- Her parents argued that the school board had broken its promise to safely transport her by making her cross the road for the bus
- Payout among the largest awarded in the county
- Attorneys said it is unlikely they will get $90m as the school will appeal
By DAILY MAIL REPORTER
PUBLISHED: 14:23 EST, 17 April 2013 | UPDATED: 14:25 EST, 17 April 2013
A family whose 13-year-old daughter was fatally hit by a car as she crossed the road to her school bus four years ago has been awarded $90 million in a wrongful death suit.
Ashley Davis was hit by a car as she crossed Brinkley Road in Prince George’s County, Maryland on September 1, 2009 – as her classmates looked on – and died in hospital two weeks later.
Her parents claimed the school system failed to provide a bus stop on her side of the road, forcing her to cross the street – and failing to fulfill their promise to provide safe transportation to school.
After hitting Ashley, the car, a Lincoln Continental, struck a minivan and a 17-year-old boy, who was hospitalized but survived.
John Costello, a lawyer for the family, told NBC Washington that the Prince George’s County School Board was ‘negligent’ towards Ashley.
‘They had adopted a policy to provide for safe transportation,’ he explained.
‘The policy was they were going to pick up Ashley on her own side of the street. They never did. They forced her to cross the street. She got killed crossing the street.’
Her mother, Nycole Davis, spoke about her enduring grief.

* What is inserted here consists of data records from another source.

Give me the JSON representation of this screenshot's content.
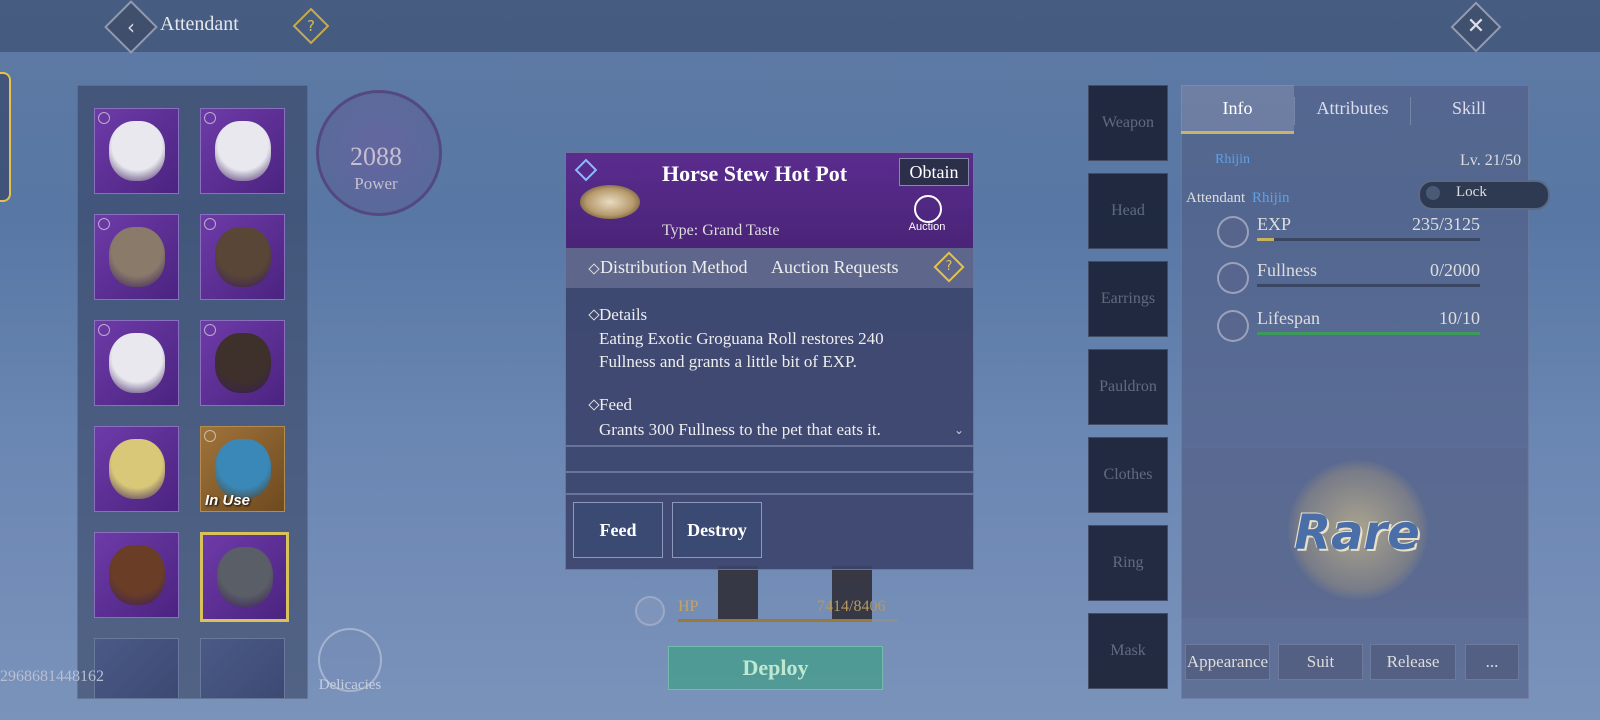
{
  "header": {
    "title": "Attendant",
    "help": "?",
    "back": "‹",
    "close": "✕"
  },
  "pets": [
    {
      "name": "white-fox",
      "color": "#e8e8ee",
      "in_use": false,
      "locked": true
    },
    {
      "name": "white-fox",
      "color": "#e8e8ee",
      "in_use": false,
      "locked": true
    },
    {
      "name": "tabby-cat",
      "color": "#8a7a6a",
      "in_use": false,
      "locked": true
    },
    {
      "name": "buffalo",
      "color": "#5a4636",
      "in_use": false,
      "locked": true
    },
    {
      "name": "white-fox",
      "color": "#e8e8ee",
      "in_use": false,
      "locked": true
    },
    {
      "name": "chimpanzee",
      "color": "#3e302a",
      "in_use": false,
      "locked": true
    },
    {
      "name": "blonde-girl",
      "color": "#d8c878",
      "in_use": false,
      "locked": false
    },
    {
      "name": "parrot",
      "color": "#3a88b8",
      "in_use": true,
      "locked": true
    },
    {
      "name": "bear",
      "color": "#6a3e26",
      "in_use": false,
      "locked": false
    },
    {
      "name": "rhino",
      "color": "#5a5e66",
      "in_use": false,
      "locked": false,
      "selected": true
    }
  ],
  "in_use_label": "In Use",
  "power": {
    "value": "2088",
    "label": "Power"
  },
  "player_id": "2968681448162",
  "delicacies_label": "Delicacies",
  "item_popup": {
    "name": "Horse Stew Hot Pot",
    "obtain_label": "Obtain",
    "auction_label": "Auction",
    "type": "Type: Grand Taste",
    "distribution_label": "Distribution Method",
    "distribution_value": "Auction Requests",
    "details_heading": "Details",
    "details_text": "Eating Exotic Groguana Roll restores 240 Fullness and grants a little bit of EXP.",
    "feed_heading": "Feed",
    "feed_text": "Grants 300 Fullness to the pet that eats it.",
    "scroll_glyph": "⌄",
    "feed_button": "Feed",
    "destroy_button": "Destroy"
  },
  "hp": {
    "label": "HP",
    "value": "7414/8406",
    "fraction": 0.88
  },
  "deploy_label": "Deploy",
  "equipment_slots": [
    "Weapon",
    "Head",
    "Earrings",
    "Pauldron",
    "Clothes",
    "Ring",
    "Mask"
  ],
  "info": {
    "tabs": [
      "Info",
      "Attributes",
      "Skill"
    ],
    "pet_name": "Rhijin",
    "level": "Lv. 21/50",
    "attendant_label": "Attendant",
    "attendant_name": "Rhijin",
    "lock_label": "Lock",
    "stats": [
      {
        "label": "EXP",
        "value": "235/3125",
        "fraction": 0.075,
        "color": "#c8b25a"
      },
      {
        "label": "Fullness",
        "value": "0/2000",
        "fraction": 0.0,
        "color": "#c8b25a"
      },
      {
        "label": "Lifespan",
        "value": "10/10",
        "fraction": 1.0,
        "color": "#3e9a5a"
      }
    ],
    "rarity": "Rare",
    "buttons": [
      "Appearance",
      "Suit",
      "Release",
      "..."
    ]
  }
}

‘She was on her way,’ she said. ‘She was doing the right thing. She was going to school. She was a good girl. She didn’t deserve this. If she didn’t have to cross the street… she’d be graduating this year. She’d be going to prom this year.’
Loss: Ashley, a high school freshman, suffered serious injuries in the crash and died two weeks later
Ashley was forced to walk over the road to her bus after an original bus repeatedly failed to stop at the right place, Costello said.
The school board failed to provide a safe bus stop for students who lived on the north side of the road, according to court documents.
At the end of the civil trial, the jury awarded the family $90 million plus medical expenses and funeral costs – one of the largest the county has ever seen, the Washington Post reported.
‘The jury was upset that [the school board’s] policy was not followed for a full week and a little girl in her first year of high school ended up suffering the consequences,’ Costello said of the verdict.
But lawyers warned the battle was not yet over.
NBC reported that often a verdict is capped around $100,000 when there is a lawsuit against a municipality or school system, and Costello expected the board will appeal the verdict.
Prince George’s County Public Schools said: ‘No judgment has been entered in this case. It is still under litigation.’
But Ashley’s mother said she did not care for the money.
‘I didn’t ask anyone to give me any money or anything like that,’ she said. ‘I just want someone held responsible for what happened to my daughter.’
She added that her daughter was outgoing and popular, and enjoyed shopping, dancing and writing poetry.